- EXERCISE OBJECTIVE -
In full and word for word, give the records again.

Stored entries
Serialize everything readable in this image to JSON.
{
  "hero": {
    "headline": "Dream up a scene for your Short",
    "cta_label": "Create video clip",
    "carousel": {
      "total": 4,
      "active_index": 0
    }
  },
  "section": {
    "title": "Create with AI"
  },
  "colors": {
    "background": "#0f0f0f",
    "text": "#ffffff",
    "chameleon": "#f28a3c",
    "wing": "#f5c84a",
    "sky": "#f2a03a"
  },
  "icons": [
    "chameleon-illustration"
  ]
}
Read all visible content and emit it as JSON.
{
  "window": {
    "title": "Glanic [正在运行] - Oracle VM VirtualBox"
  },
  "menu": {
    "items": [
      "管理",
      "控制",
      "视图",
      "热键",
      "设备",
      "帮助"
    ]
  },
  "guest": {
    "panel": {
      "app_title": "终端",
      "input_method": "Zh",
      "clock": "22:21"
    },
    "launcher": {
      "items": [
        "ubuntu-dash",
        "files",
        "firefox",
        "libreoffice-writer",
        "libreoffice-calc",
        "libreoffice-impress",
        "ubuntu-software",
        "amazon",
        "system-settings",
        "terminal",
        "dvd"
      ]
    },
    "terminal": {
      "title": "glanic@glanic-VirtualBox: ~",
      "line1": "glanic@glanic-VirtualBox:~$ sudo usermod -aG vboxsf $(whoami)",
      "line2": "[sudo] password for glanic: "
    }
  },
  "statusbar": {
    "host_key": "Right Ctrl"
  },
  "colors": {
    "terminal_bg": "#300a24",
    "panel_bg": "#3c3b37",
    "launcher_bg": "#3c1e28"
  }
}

- TASK SOLUTION -
Serialize everything readable in this image to JSON.
{
  "hero": {
    "headline": "Dream up a scene for your Short",
    "cta_label": "Create video clip",
    "carousel": {
      "total": 4,
      "active_index": 0
    }
  },
  "section": {
    "title": "Create with AI"
  },
  "colors": {
    "background": "#0f0f0f",
    "text": "#ffffff",
    "chameleon": "#f28a3c",
    "wing": "#f5c84a",
    "sky": "#f2a03a"
  },
  "icons": [
    "chameleon-illustration"
  ]
}
Read all visible content and emit it as JSON.
{
  "window": {
    "title": "Glanic [正在运行] - Oracle VM VirtualBox"
  },
  "menu": {
    "items": [
      "管理",
      "控制",
      "视图",
      "热键",
      "设备",
      "帮助"
    ]
  },
  "guest": {
    "panel": {
      "app_title": "终端",
      "input_method": "Zh",
      "clock": "22:21"
    },
    "launcher": {
      "items": [
        "ubuntu-dash",
        "files",
        "firefox",
        "libreoffice-writer",
        "libreoffice-calc",
        "libreoffice-impress",
        "ubuntu-software",
        "amazon",
        "system-settings",
        "terminal",
        "dvd"
      ]
    },
    "terminal": {
      "title": "glanic@glanic-VirtualBox: ~",
      "line1": "glanic@glanic-VirtualBox:~$ sudo usermod -aG vboxsf $(whoami)",
      "line2": "[sudo] password for glanic: "
    }
  },
  "statusbar": {
    "host_key": "Right Ctrl"
  },
  "colors": {
    "terminal_bg": "#300a24",
    "panel_bg": "#3c3b37",
    "launcher_bg": "#3c1e28"
  }
}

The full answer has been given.